Reports on the Haitian rebellion often mention that embattled President Jean-Bertrand Aristide got his political start as a Roman Catholic priest. Is Aristide, who was first elected in 1990, still a priest?
According to Catholic doctrine, a priest remains a priest forever. But in practical terms, Aristide was released from the obligations of the priesthood when he resigned in 1994, and he’d been inactive in Church affairs since a 1988 controversy. Ordained in 1983, Aristide quickly became popular among the poor of Port-Au-Prince for his radical sermons, which usually inveighed against the greed and corruption of then-President Jean-Claude “Baby Doc” Duvalier. Despite Duvalier’s overthrow in 1986, Aristide continued with his fiery, populist rhetoric, including strong criticisms of the United States and the Catholic hierarchy. This displeased higher-ups among the Salesians, the religious order to which Aristide belonged. Though historically active in politics, the Salesians viewed Aristide’s beliefs as dangerously left-wing. In addition, Aristide had expressed a strong interest in liberation theology, which the Salesians similarly frowned upon.
The religious order at first tried simply to coax Aristide into excising political commentary from his sermons. Later, it attempted to transfer him to another parish but was forced to rescind the order after several parishioners engaged in a hunger strike. The last straw came in 1988, when Aristide’s church was firebombed, presumably by former Tonton Macoutes officers bent on intimidating the Haitian left. The Salesians ordered Aristide to pack for a Canadian parish; when he refused to leave, he was expelled from the order. His ostensible crimes, according to the Salesians, included his “glorification of class struggle, in direct opposition to the teachings of the Church,” as well as “using religion to incite hatred and violence.”
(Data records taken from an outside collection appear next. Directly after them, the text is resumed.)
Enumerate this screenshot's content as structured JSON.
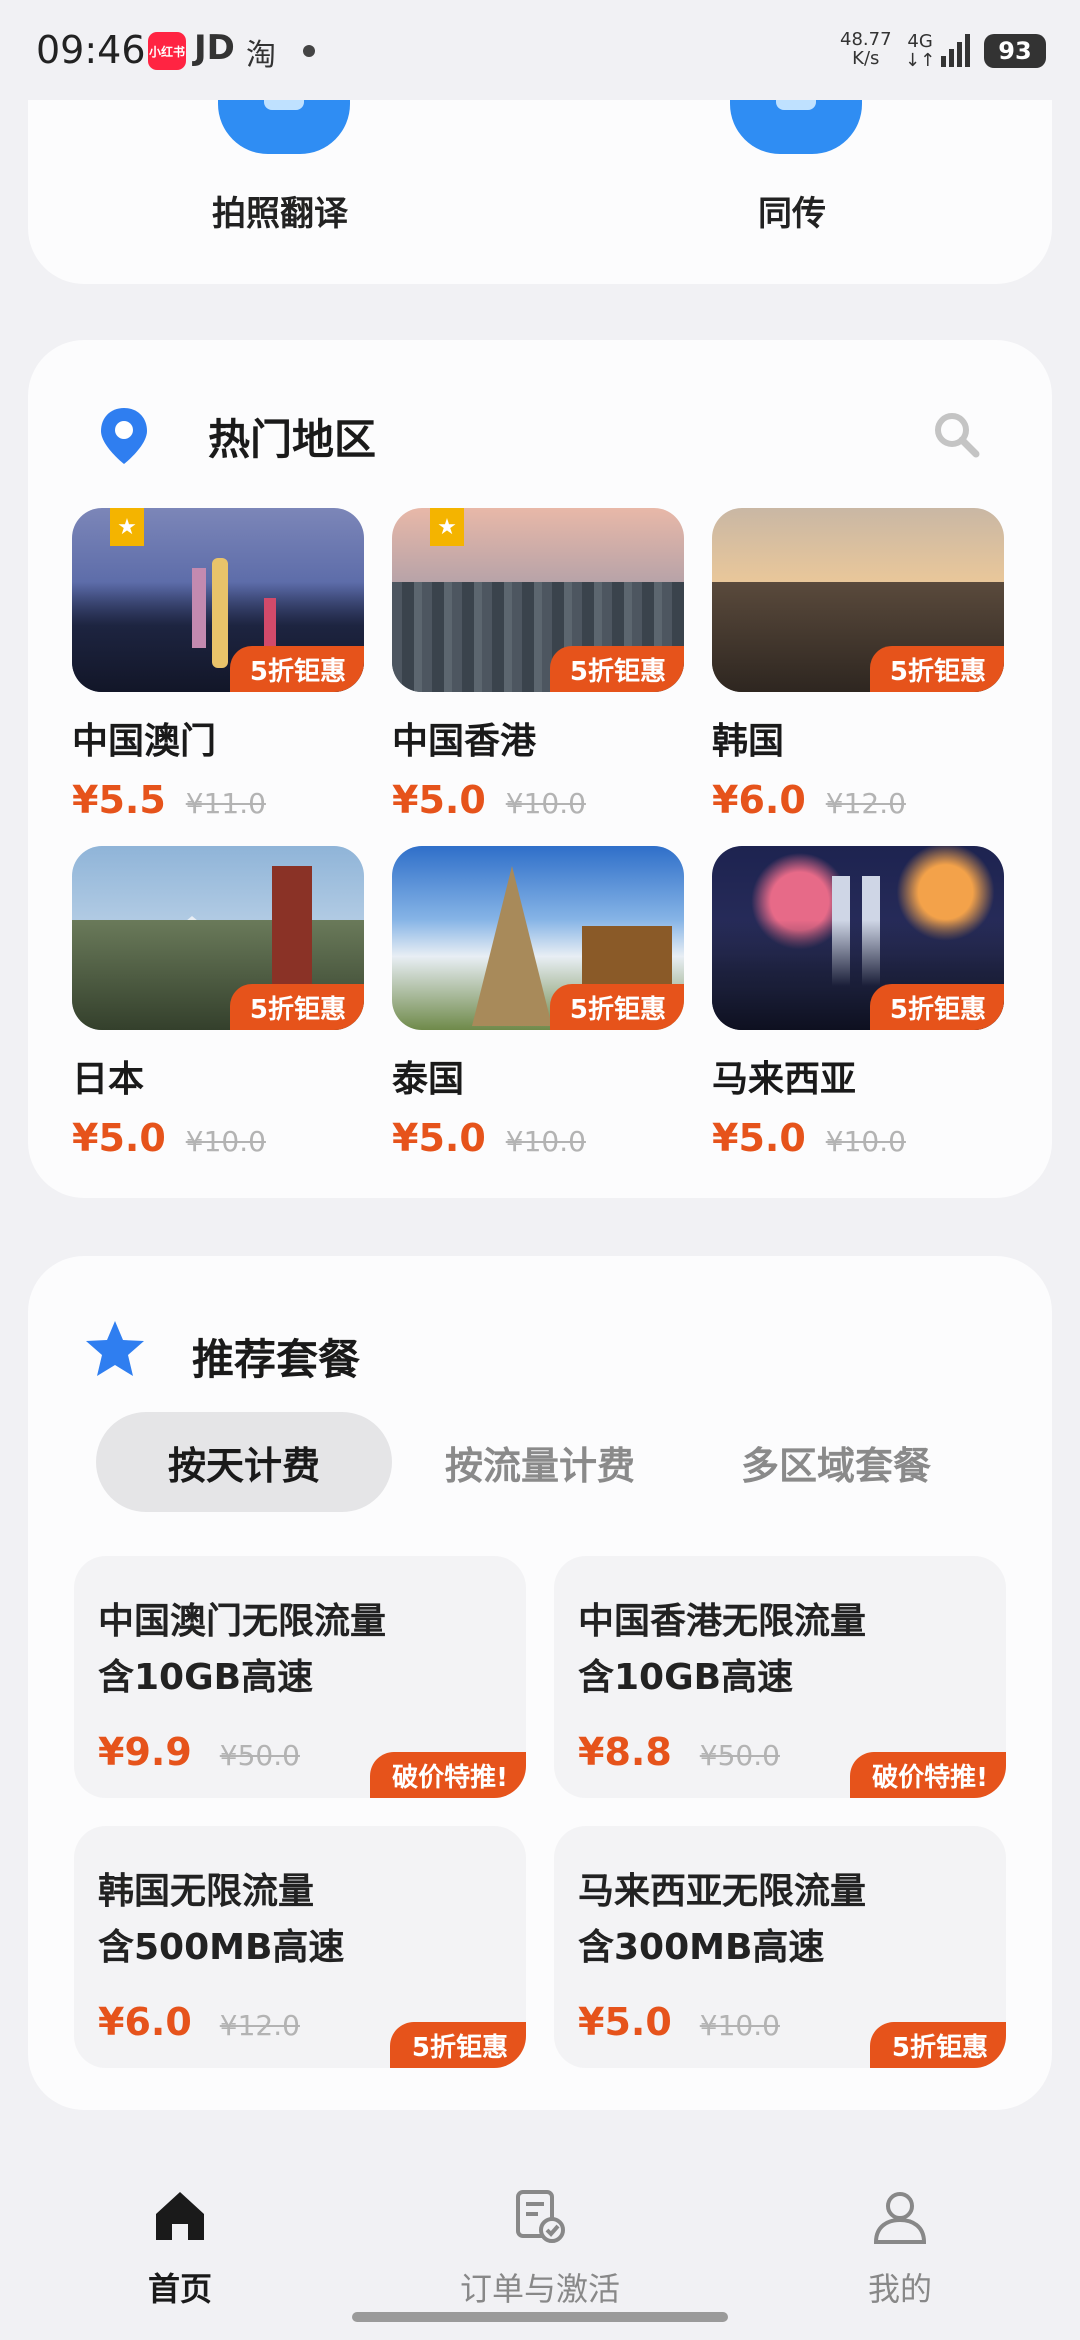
{
  "status_bar": {
    "time": "09:46",
    "app_xhs": "小红书",
    "app_jd": "JD",
    "app_taobao": "淘",
    "net_speed_value": "48.77",
    "net_speed_unit": "K/s",
    "net_type": "4G",
    "battery": "93"
  },
  "tools": [
    {
      "label": "拍照翻译",
      "icon": "photo-translate-icon"
    },
    {
      "label": "同传",
      "icon": "simultaneous-interpret-icon"
    }
  ],
  "hot_regions": {
    "title": "热门地区",
    "deal_label": "5折钜惠",
    "items": [
      {
        "name": "中国澳门",
        "price": "¥5.5",
        "orig": "¥11.0",
        "favorite": true
      },
      {
        "name": "中国香港",
        "price": "¥5.0",
        "orig": "¥10.0",
        "favorite": true
      },
      {
        "name": "韩国",
        "price": "¥6.0",
        "orig": "¥12.0",
        "favorite": false
      },
      {
        "name": "日本",
        "price": "¥5.0",
        "orig": "¥10.0",
        "favorite": false
      },
      {
        "name": "泰国",
        "price": "¥5.0",
        "orig": "¥10.0",
        "favorite": false
      },
      {
        "name": "马来西亚",
        "price": "¥5.0",
        "orig": "¥10.0",
        "favorite": false
      }
    ]
  },
  "recommended": {
    "title": "推荐套餐",
    "tabs": [
      "按天计费",
      "按流量计费",
      "多区域套餐"
    ],
    "active_tab": 0,
    "packages": [
      {
        "line1": "中国澳门无限流量",
        "line2": "含10GB高速",
        "price": "¥9.9",
        "orig": "¥50.0",
        "tag": "破价特推!"
      },
      {
        "line1": "中国香港无限流量",
        "line2": "含10GB高速",
        "price": "¥8.8",
        "orig": "¥50.0",
        "tag": "破价特推!"
      },
      {
        "line1": "韩国无限流量",
        "line2": "含500MB高速",
        "price": "¥6.0",
        "orig": "¥12.0",
        "tag": "5折钜惠"
      },
      {
        "line1": "马来西亚无限流量",
        "line2": "含300MB高速",
        "price": "¥5.0",
        "orig": "¥10.0",
        "tag": "5折钜惠"
      }
    ]
  },
  "bottom_nav": [
    {
      "label": "首页",
      "active": true
    },
    {
      "label": "订单与激活",
      "active": false
    },
    {
      "label": "我的",
      "active": false
    }
  ],
  "colors": {
    "accent": "#e6531b",
    "primary_blue": "#2f8df3",
    "favorite_gold": "#f4b400"
  }
}
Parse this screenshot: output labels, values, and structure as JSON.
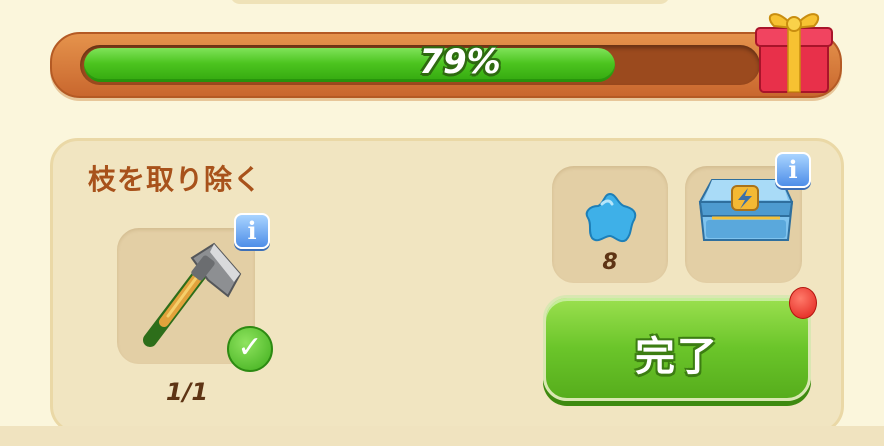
{
  "progress": {
    "percent": 79,
    "label": "79%"
  },
  "task": {
    "title": "枝を取り除く",
    "requirement": {
      "icon": "axe-icon",
      "count_label": "1/1",
      "completed": true
    }
  },
  "rewards": [
    {
      "icon": "blue-star-gem-icon",
      "count_label": "8"
    },
    {
      "icon": "energy-chest-icon"
    }
  ],
  "buttons": {
    "complete_label": "完了",
    "info_label": "i",
    "check_mark": "✓"
  },
  "colors": {
    "background": "#fbf6dc",
    "progress_fill": "#4cc41f",
    "progress_frame": "#d97a3a",
    "title": "#a8521b",
    "button_green": "#6bc52a",
    "info_blue": "#4e8ee8",
    "notification_red": "#e0201a"
  }
}
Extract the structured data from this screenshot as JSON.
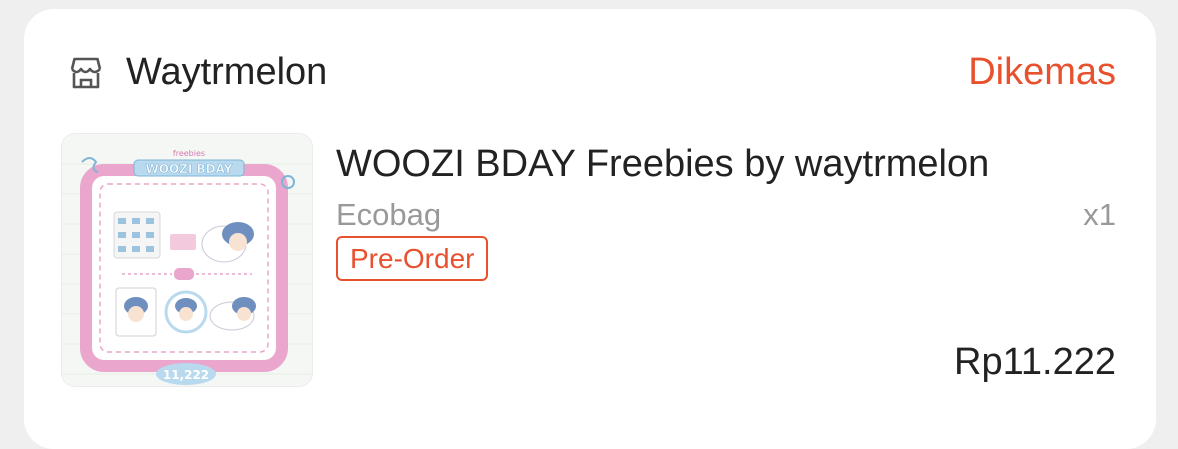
{
  "shop": {
    "name": "Waytrmelon",
    "icon": "store-icon"
  },
  "order": {
    "status": "Dikemas"
  },
  "product": {
    "name": "WOOZI BDAY Freebies by waytrmelon",
    "variant": "Ecobag",
    "quantity": "x1",
    "badge": "Pre-Order",
    "price": "Rp11.222",
    "image_text": {
      "tag": "freebies",
      "title": "WOOZI BDAY",
      "number": "11,222"
    }
  },
  "colors": {
    "accent": "#e8512e",
    "frame": "#eaa6cc",
    "blue": "#b9d9ee"
  }
}
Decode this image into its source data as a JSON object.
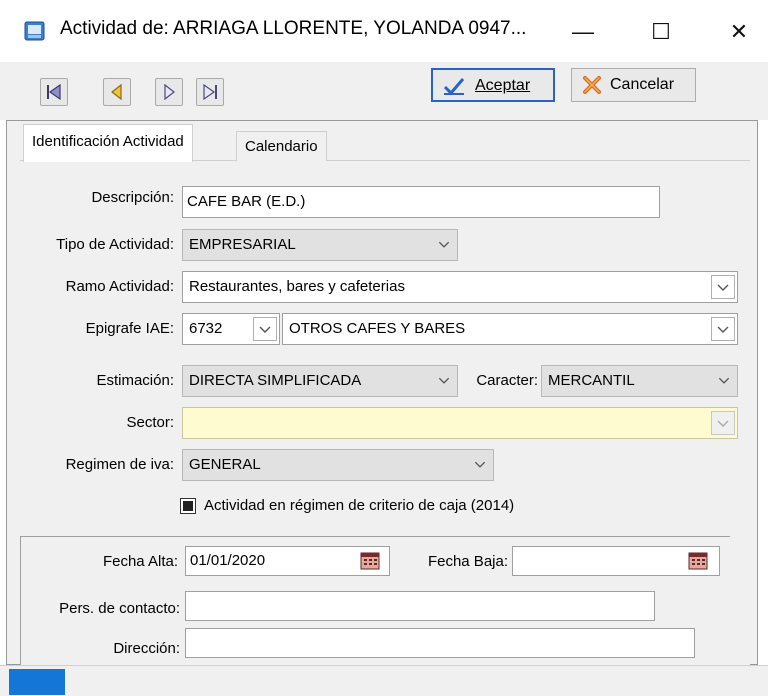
{
  "window": {
    "title": "Actividad de: ARRIAGA LLORENTE, YOLANDA 0947...",
    "minimize_glyph": "—",
    "maximize_glyph": "☐",
    "close_glyph": "✕"
  },
  "toolbar": {
    "nav_icons": [
      "first-record-icon",
      "previous-record-icon",
      "next-record-icon",
      "last-record-icon"
    ],
    "accept_label": "Aceptar",
    "cancel_label": "Cancelar"
  },
  "tabs": [
    {
      "label": "Identificación Actividad",
      "active": true
    },
    {
      "label": "Calendario",
      "active": false
    }
  ],
  "form": {
    "descripcion_label": "Descripción:",
    "descripcion_value": "CAFE BAR (E.D.)",
    "tipo_label": "Tipo de Actividad:",
    "tipo_value": "EMPRESARIAL",
    "ramo_label": "Ramo Actividad:",
    "ramo_value": "Restaurantes, bares y cafeterias",
    "epigrafe_label": "Epigrafe IAE:",
    "epigrafe_code": "6732",
    "epigrafe_desc": "OTROS CAFES Y BARES",
    "estimacion_label": "Estimación:",
    "estimacion_value": "DIRECTA SIMPLIFICADA",
    "caracter_label": "Caracter:",
    "caracter_value": "MERCANTIL",
    "sector_label": "Sector:",
    "sector_value": "",
    "iva_label": "Regimen de iva:",
    "iva_value": "GENERAL",
    "criterio_caja_label": "Actividad en régimen de criterio de caja (2014)",
    "criterio_caja_checked": true,
    "fecha_alta_label": "Fecha Alta:",
    "fecha_alta_value": "01/01/2020",
    "fecha_baja_label": "Fecha Baja:",
    "fecha_baja_value": "",
    "contacto_label": "Pers. de contacto:",
    "contacto_value": "",
    "direccion_label": "Dirección:",
    "direccion_value": ""
  },
  "colors": {
    "sector_bg": "#fffbd0",
    "status_accent": "#1476d6",
    "accept_check": "#2a62c9",
    "cancel_x": "#d86a1a"
  }
}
A priest can only practice if he is a member of a religious order or has the permission of the local bishop. Since Aristide had neither, he was out of luck. Still, he remained extremely popular among Haiti’s desperately poor and swept to an easy victory in the 1990 election. He campaigned under the nickname “the little priest.”
Despite his ejection by the Salesians, Aristide technically remained a member of the priesthood throughout his first few years in office. But the Vatican frowns upon the notion of priests holding political office and exerted considerable behind-the-scenes pressure on Aristide to officially quit the priesthood. Rumors swirled that the church even threatened excommunication unless Aristide relented—which he finally did in November of 1994.
Explainer thanks Bob Corbett of Webster University.